DEFRA secretary Owen Paterson said: “We’ve worked closely with farmers and ministers from Scotland, Wales and Northern Ireland to make sure that this is fairly allocated across the UK.”
But the Scottish Government was left fuming.
It had lobbied for Scotland to get all of the UK’s €230m (£194m) convergence uplift payment – extra funding paid to compensate disadvantaged agricultural areas.
A statement by the Scottish Parliament said that farmers north of the border would be deprived of hundreds of millions of euros in European subsidies that was rightfully theirs.
Scotland’s rural affairs secretary Richard Lochhead added:
“This is a disgraceful budget settlement for Scotland’s farmers and crofters and confirms our worst fears. It condemns Scottish farmers and crofters to the lowest CAP payments in Europe and completely disregards both the cross party demands in the Scottish Parliament and the wishes of the European Union.
“The whole reason the EU brought in the convergence uplift was to benefit those farmers with the lowest per hectare rates, and the only reason the UK qualifies is because of Scotland’s low payments.”
Mr Lochhead said: “The standard method for calculating payment allocations in Europe is the average per hectare amount and any other method invented by UK ministers to deny our farmers a fairer share is nothing more than a red herring.”
Budget allocation. Who gets what?
Over the next seven years, England will receive a pillar 1 or direct payment allocation of about €16.421bn, and a pillar 2 allocation of about €1.52bn.
Scotland will receive a pillar 1 allocation of about €4.096bn, and a pillar 2 allocation of about €478 million.
Wales will receive a pillar 1 allocation of about €2.4bn, and pillar 2 allocation of about €355 million; and Northern Ireland will receive a pillar 1 allocation of about €2.29bn, and a pillar 2 allocation about of €227 million.
This means that each administration will only be subject to an equal percentage cut on pillar 1.

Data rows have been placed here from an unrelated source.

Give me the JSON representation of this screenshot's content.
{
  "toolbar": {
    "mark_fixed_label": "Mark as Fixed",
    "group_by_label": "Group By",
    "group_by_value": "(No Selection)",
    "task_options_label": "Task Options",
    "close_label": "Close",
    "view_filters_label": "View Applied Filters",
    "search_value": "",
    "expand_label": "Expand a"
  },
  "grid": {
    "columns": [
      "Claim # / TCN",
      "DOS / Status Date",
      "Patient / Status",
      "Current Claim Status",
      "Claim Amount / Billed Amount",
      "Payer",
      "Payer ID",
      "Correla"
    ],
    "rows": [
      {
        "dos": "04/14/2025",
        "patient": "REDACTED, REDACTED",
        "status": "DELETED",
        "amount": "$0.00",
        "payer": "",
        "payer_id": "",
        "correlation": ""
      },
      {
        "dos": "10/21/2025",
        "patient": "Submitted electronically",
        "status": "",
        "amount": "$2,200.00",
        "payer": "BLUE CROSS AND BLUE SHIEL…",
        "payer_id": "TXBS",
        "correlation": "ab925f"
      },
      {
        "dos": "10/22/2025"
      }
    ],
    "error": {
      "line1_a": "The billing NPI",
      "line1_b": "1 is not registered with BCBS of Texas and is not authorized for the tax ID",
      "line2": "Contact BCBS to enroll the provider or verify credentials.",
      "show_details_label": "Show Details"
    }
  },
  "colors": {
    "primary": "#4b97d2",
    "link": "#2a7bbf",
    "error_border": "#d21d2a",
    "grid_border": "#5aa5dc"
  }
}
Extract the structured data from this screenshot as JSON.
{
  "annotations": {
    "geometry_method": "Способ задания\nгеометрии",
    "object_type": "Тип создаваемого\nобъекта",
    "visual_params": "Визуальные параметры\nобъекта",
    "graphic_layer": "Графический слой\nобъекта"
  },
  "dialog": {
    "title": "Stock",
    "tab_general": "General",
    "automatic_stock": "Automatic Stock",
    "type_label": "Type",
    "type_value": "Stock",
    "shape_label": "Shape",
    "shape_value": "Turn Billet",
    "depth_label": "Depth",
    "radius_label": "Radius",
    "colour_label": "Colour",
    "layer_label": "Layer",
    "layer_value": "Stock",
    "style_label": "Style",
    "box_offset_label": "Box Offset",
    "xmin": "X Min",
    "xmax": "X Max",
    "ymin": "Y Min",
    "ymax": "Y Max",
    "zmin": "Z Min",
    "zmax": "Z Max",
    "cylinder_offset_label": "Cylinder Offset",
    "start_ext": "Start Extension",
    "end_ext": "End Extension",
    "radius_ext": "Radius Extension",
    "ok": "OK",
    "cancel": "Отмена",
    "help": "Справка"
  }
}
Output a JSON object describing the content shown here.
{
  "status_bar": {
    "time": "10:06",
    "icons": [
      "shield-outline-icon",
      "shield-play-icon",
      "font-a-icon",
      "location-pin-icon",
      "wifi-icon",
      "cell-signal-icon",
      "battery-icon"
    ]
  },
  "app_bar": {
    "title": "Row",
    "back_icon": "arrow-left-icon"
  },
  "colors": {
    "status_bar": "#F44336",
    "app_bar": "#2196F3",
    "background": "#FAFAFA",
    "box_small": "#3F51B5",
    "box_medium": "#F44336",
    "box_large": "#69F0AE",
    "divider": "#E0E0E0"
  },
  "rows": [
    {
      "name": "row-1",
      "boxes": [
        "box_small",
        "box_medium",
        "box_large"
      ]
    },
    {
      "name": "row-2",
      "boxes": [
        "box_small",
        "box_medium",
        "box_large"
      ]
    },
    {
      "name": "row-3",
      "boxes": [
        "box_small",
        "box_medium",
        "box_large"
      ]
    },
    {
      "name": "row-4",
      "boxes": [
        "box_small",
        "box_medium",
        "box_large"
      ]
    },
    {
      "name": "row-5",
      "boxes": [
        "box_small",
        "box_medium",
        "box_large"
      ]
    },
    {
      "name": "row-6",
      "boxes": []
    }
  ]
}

Having taken account of the views of the devolved administrations, DEFRA said it believed this was the most appropriate way to split the settlement across the UK.
More on the CAP reforms